This summer, Hayward Gallery presents Kiss My Genders, a group exhibition celebrating more than 30 international artists whose work explores and engages with gender identity. Spanning the past 50 years, Kiss My Genders brings together over 100 artworks by different generations of artists from around the world.
Employing a wide range of approaches, these artists share an interest in articulating and engaging with gender fluidity, as well as with non-binary, trans and intersex identities. While the artists in Kiss My Genders work across a wide variety of media – including installation, video, painting, sculpture and wall drawings – the exhibition places a particular emphasis on works that revisit the tradition of photographic portraiture. A number of artists in the exhibition treat the body itself as sculpture, and in doing so open up new possibilities for gender, beauty and representations of the human form.
Kiss My Genders plays host to a number of artists who explore gender expression through performance, drag and masquerade. Participating artists include: Ajamu, Travis Alabanza, Amrou Al-Kadhi & Holly Falconer,Lyle Ashton Harris, Sadie Benning, Nayland Blake, Pauline Boudry & Renate Lorenz, Flo Brooks, Luciano Castelli, Jimmy DeSana, Jes Fan, Chitra Ganesh, MartineGutierrez, Nicholas Hlobo, Peter Hujar, Juliana Huxtable, Joan Jett Blakk, TarekLakhrissi, Zoe Leonard, Ad Minoliti, Pierre Molinier, Kent Monkman, Zanele Muholi,Catherine Opie, Planningtorock, Christina Quarles, Hannah Quinlan & Rosie Hastings,Hunter Reynolds, Athi-Patra Ruga, Tejal Shah, Victoria Sin, Jenkin van Zyl, DelLaGrace Volcano.
The exhibition’s title is taken from the song ‘Transome’ by Bolton-born, Berlin-based singer-songwriter, Planningtorock, who will also perform as part of the exhibition’s public programme.
Wed 19 June 2019
7.00pm, Purcell Room, Southbank Centre
Approximate run time: 90 mins

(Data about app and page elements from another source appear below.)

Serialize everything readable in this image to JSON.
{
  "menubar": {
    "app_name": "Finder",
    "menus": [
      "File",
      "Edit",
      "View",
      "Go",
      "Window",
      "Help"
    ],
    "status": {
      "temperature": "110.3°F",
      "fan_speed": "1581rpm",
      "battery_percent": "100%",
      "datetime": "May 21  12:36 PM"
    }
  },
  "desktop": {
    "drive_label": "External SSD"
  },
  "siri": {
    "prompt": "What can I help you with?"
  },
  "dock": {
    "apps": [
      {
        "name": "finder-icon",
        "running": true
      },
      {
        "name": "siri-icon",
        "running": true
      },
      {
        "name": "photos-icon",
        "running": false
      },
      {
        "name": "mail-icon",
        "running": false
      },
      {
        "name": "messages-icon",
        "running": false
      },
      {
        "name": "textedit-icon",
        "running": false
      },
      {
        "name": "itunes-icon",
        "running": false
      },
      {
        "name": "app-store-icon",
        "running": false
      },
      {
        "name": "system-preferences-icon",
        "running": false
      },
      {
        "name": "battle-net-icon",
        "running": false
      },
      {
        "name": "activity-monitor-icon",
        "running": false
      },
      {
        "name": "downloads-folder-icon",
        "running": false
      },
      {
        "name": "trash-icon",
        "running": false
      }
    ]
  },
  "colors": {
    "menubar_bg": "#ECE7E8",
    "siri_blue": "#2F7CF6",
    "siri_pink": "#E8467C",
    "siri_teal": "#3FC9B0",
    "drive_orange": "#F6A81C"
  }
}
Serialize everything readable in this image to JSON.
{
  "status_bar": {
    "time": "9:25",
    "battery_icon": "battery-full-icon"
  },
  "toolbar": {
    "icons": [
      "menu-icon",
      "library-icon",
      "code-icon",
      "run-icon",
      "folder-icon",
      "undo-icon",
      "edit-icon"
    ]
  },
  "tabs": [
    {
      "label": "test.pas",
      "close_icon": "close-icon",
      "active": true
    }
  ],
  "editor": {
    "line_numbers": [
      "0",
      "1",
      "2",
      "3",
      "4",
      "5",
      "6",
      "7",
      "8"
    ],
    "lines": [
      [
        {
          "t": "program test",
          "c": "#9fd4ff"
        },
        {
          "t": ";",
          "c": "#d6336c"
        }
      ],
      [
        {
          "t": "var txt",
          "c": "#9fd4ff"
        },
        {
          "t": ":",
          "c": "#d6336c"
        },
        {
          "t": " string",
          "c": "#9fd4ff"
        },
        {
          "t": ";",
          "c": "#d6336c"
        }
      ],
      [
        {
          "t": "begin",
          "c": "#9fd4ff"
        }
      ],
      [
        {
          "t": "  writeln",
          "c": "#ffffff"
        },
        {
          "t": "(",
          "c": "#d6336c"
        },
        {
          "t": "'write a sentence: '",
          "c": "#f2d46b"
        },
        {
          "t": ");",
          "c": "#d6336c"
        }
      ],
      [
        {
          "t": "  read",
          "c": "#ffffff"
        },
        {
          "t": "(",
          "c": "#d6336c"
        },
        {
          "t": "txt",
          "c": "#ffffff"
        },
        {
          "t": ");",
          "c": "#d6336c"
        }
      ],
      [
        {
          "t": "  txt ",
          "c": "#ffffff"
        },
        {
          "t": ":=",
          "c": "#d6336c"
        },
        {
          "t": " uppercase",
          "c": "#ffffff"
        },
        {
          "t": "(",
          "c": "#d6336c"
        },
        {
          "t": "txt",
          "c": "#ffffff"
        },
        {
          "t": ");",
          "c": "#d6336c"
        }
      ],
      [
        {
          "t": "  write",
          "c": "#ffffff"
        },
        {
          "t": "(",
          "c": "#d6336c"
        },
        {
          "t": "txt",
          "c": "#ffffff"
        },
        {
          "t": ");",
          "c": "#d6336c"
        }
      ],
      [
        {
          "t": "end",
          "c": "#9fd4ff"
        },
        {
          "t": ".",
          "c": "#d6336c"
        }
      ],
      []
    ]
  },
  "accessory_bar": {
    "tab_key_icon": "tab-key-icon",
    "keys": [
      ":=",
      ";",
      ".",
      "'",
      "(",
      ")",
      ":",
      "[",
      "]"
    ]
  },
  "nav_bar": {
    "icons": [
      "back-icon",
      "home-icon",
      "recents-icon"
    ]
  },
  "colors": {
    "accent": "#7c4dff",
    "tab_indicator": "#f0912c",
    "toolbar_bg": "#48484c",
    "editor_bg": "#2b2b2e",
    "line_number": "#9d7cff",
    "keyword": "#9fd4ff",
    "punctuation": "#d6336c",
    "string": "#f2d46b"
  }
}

An opportunity to hear renowned visual artist Nicholas Hlobo discuss his work in relation to Hayward Gallery’s group exhibition Kiss My Genders. Join Hlobo for a conversation with curator and academic Elvira Dyangani Ose about his artistic practice, set against the social and political context of post-apartheid South Africa.
Hlobo (b. 1975, Cape Town, South Africa) lives and works in Johannesburg and crafts his wall-based works and sculptures from found objects and materials that include leather, ribbons and rubber. Selecting his materials for the associations they carry, as well as their formal properties, Hlobo purposefully brings together what he has described as the ‘sex and industrialisation’ of rubber with the ‘femininity and labour’ of his intricately stitched, brightly coloured ribbons. Concerned with the history of South Africa and the way that colonialism continues to shape contemporary life, Hlobo’s work also draws on and explores his identity as a gay Xhosa man. For the artist, these sensual, biomorphic forms – part human, part marine creature, part mythical beast – speak to the fluid and unstable nature of gender and identity, forever in a state of flux.